News | August 25, 2008

Philips’ ‘euHeart’ Project to Simulate Heart Behavior

August 25, 2008 - Philips will lead a new European Union (EU) funded research project called "euHeart," which uses computer models of the heart as simulation tools for doctors to predict outcomes.

The euHeart consortium aims to develop advanced computer models of the human heart that can be personalized to patient-specific conditions using clinical data from various sources, such as CT (Computed Tomography) and MRI (Magnetic Resonance Imaging) scans, measurements of blood flow and blood pressure in the coronary arteries (which feed the heart muscles) and ECGs (Electrocardiograms).

These computer models will integrate the behavior of the heart and the aorta at molecular, cellular, tissue and organ-level. They will also incorporate clinical knowledge about how cardiovascular disease disturbs the correct functioning of the heart at these levels. As a result, it may be possible to develop simulation tools that doctors can use to predict the outcome of different types of therapy, and because the models will be personalized to individual patients, the therapy could be equally personalized.

As an example, one way of treating heart rhythm disorders is a minimally invasive procedure known as radiofrequency ablation. During this procedure, a catheter is inserted into the patient's heart and the tissue responsible for propagating abnormal electrical signals through the heart muscle is destroyed using heat from a radio-frequency field generated at the tip of the catheter. At the moment, doctors have to rely on their experience to decide which areas of tissue to destroy - a task that is complicated by the fact that the electrical activity in every patient's heart is subtly different. With the aid of a computerized model that reflects the patient's unique heart structure and function, doctors may be able to test the results of destroying different areas of tissue before they have to operate on the patient.

For more information: www.medical.philips.com

Related Content

Johns Hopkins Medicine First in U.S. to Install Canon Medical's Aquilion Precision
News | Computed Tomography (CT) | March 26, 2019
Johns Hopkins Medicine now has access to the first Ultra-High Resolution computed tomography (UHR CT) system for...
Siemens Healthineers Debuts Cardiovascular Edition of Somatom go.Top CT
News | Computed Tomography (CT) | March 14, 2019
Siemens Healthineers will introduce the Somatom go.Top Cardiovascular Edition, a new version of its established...
Canon Medical Introduces Deep Learning-Based CT Image Reconstruction
News | Computed Tomography (CT) | February 27, 2019
Canon Medical Systems recently introduced AiCE (Advanced intelligent Clear IQ Engine), a deep convolutional neural...
SCCT Releases New Guideline for CT Use During TAVR
News | Computed Tomography (CT) | January 08, 2019
The Society of Cardiovascular Computed Tomography (SCCT) has released a new expert consensus document for computed...
A CT calcium scoring image showing calcified plaques in coronary vessel segments. The higher the calcium content of the vessels, the high risk the patient is for a heart attack event. CAC exam

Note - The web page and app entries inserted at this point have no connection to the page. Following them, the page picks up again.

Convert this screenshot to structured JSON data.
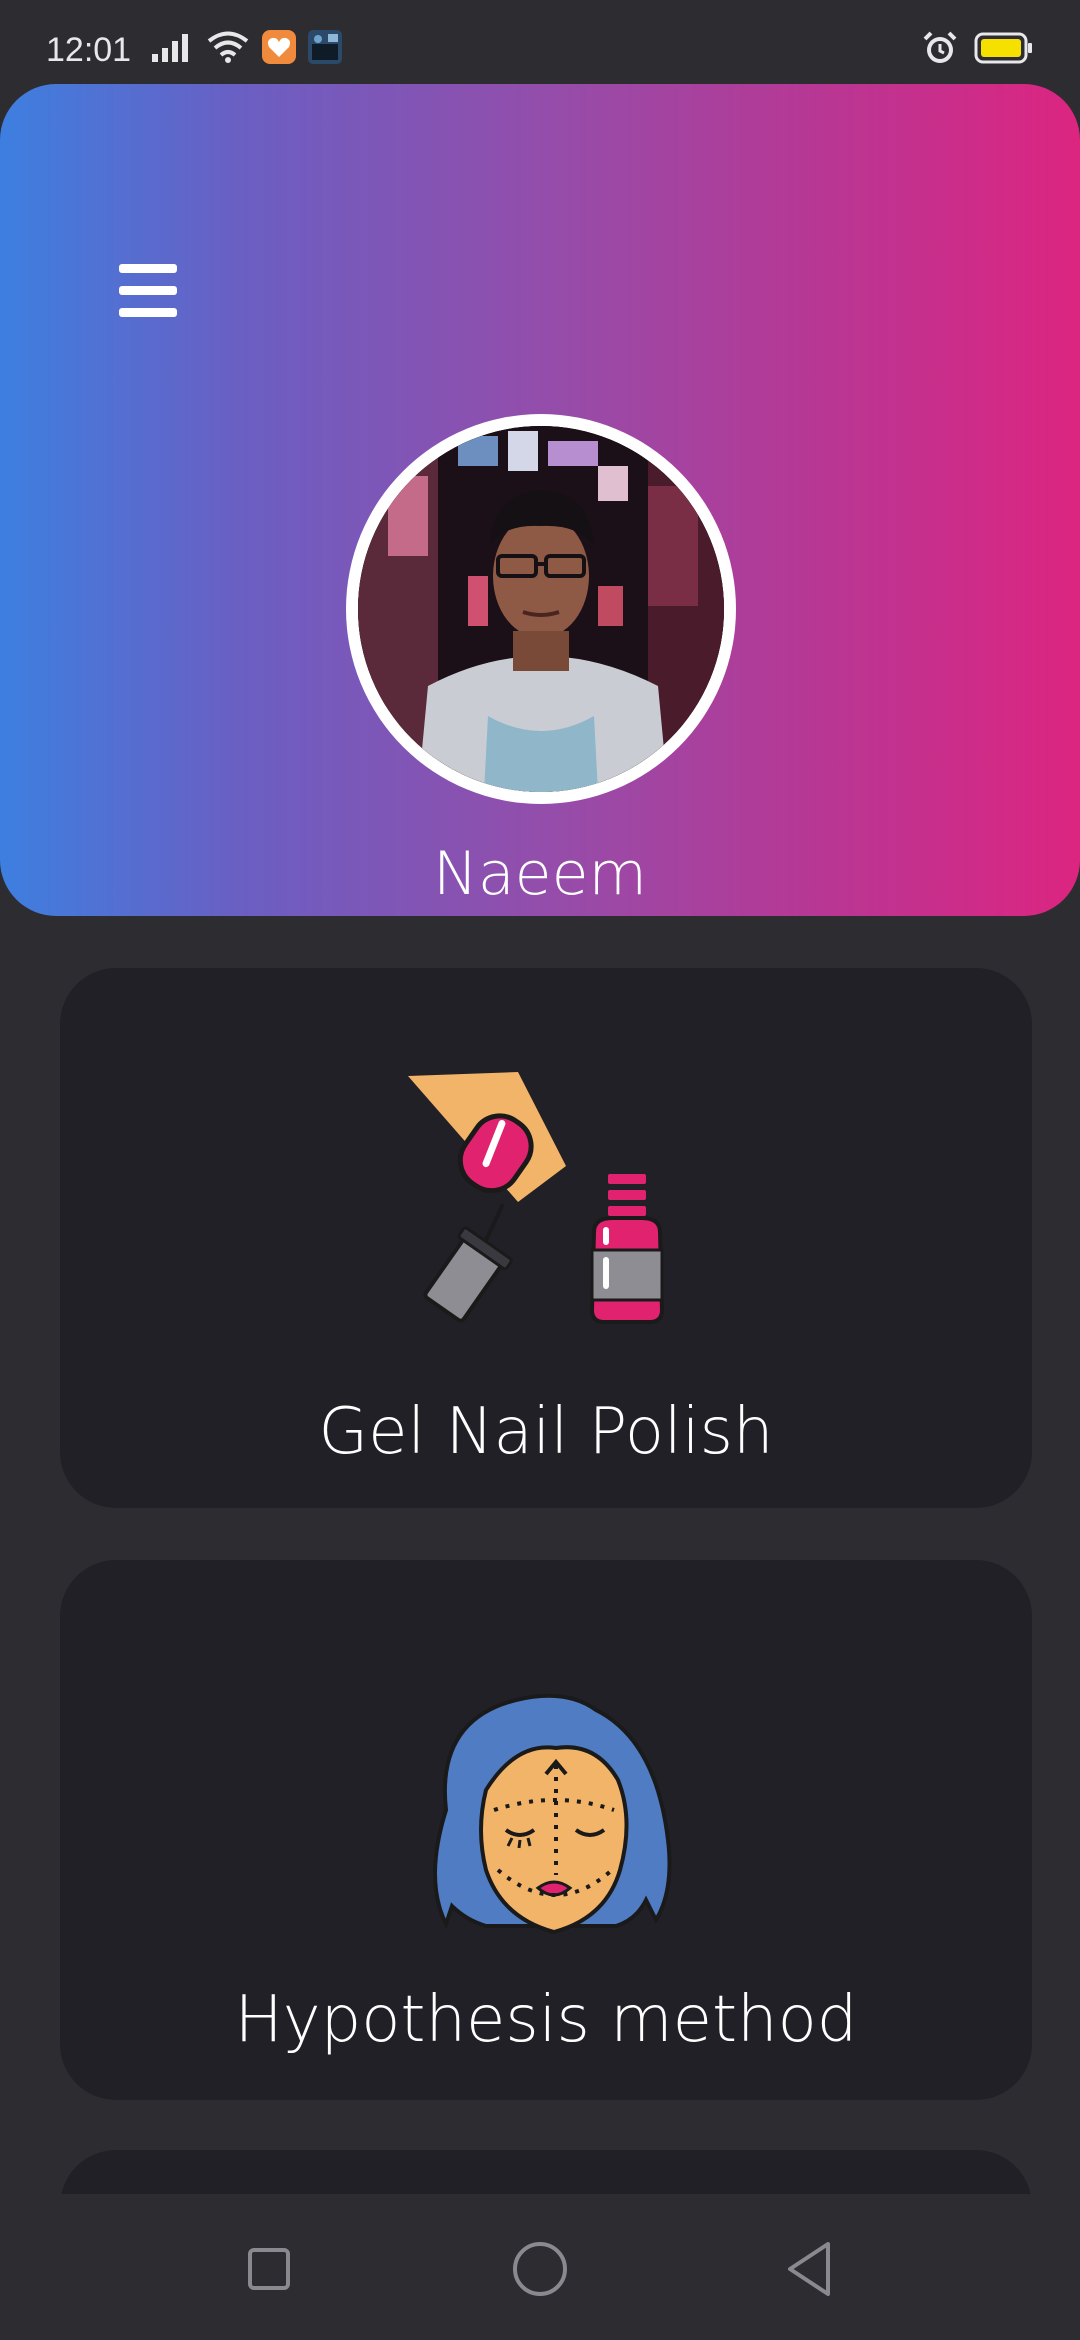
{
  "status_bar": {
    "time": "12:01",
    "icons": [
      "signal-icon",
      "wifi-icon",
      "health-app-icon",
      "gallery-app-icon",
      "alarm-icon",
      "battery-icon"
    ],
    "battery_color": "#f5e000"
  },
  "header": {
    "gradient": [
      "#3d7fe0",
      "#964ca9",
      "#dc2580"
    ],
    "menu_icon": "hamburger-menu-icon",
    "profile_name": "Naeem"
  },
  "categories": [
    {
      "label": "Gel Nail Polish",
      "icon": "nail-polish-icon"
    },
    {
      "label": "Hypothesis method",
      "icon": "face-surgery-icon"
    }
  ],
  "nav_bar": {
    "buttons": [
      "recent-apps-icon",
      "home-icon",
      "back-icon"
    ]
  }
}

A CT calcium scoring image showing calcified plaques in coronary vessel segments. The higher the calcium content of the vessels, the higher risk the patient is for a heart attack event. Image courtesy of Canon Medical Systems.

Feature | Computed Tomography (CT) | October 17, 2018 | Dave Fornell, Editor
A picture is worth a thousand words, and to patients concerned about their health, detailed images of the coronary an
Abdominal Aortic Calcification May Signal Future Heart Attack

Image from computed tomography (CT) colonography shows segmented abdominal aortic calcification measured with semiautomated CT tool on coronal image. Within region of interest over aorta selected by user, tool automatically segments and quantifies aortic calcification (shown in blue). 

Image Credit: O’Connor S D, Graffy P M, Zea R, et al. Does nonenhanced CT-based quantification of abdominal aortic calcification outperform the Framingham Risk Score in predicting cardiovascular event sin asymptomatic adults? Radiology doi: 10.1148/radiol.2018180562. Published online Oct. 2, 2018. © RSNA.

News | Computed Tomography (CT) | October 12, 2018
Computed tomography (CT)-based measures of calcification in the abdominal aorta are strong predictors of heart attacks...
Siemens Healthineers Announces First U.S. Install of Somatom go.Top CT
News | Computed Tomography (CT) | September 17, 2018
September 17, 2018 — The Ohio State University Wexner Medical Center in Columbus recently became the first healthcare
Key Patient Preparations for a CT Scan
News | Computed Tomography (CT) | September 05, 2018
The Center for Diagnostic Imaging (CDI) in Miami recently released a list of important preparations patients should...
Overlay Init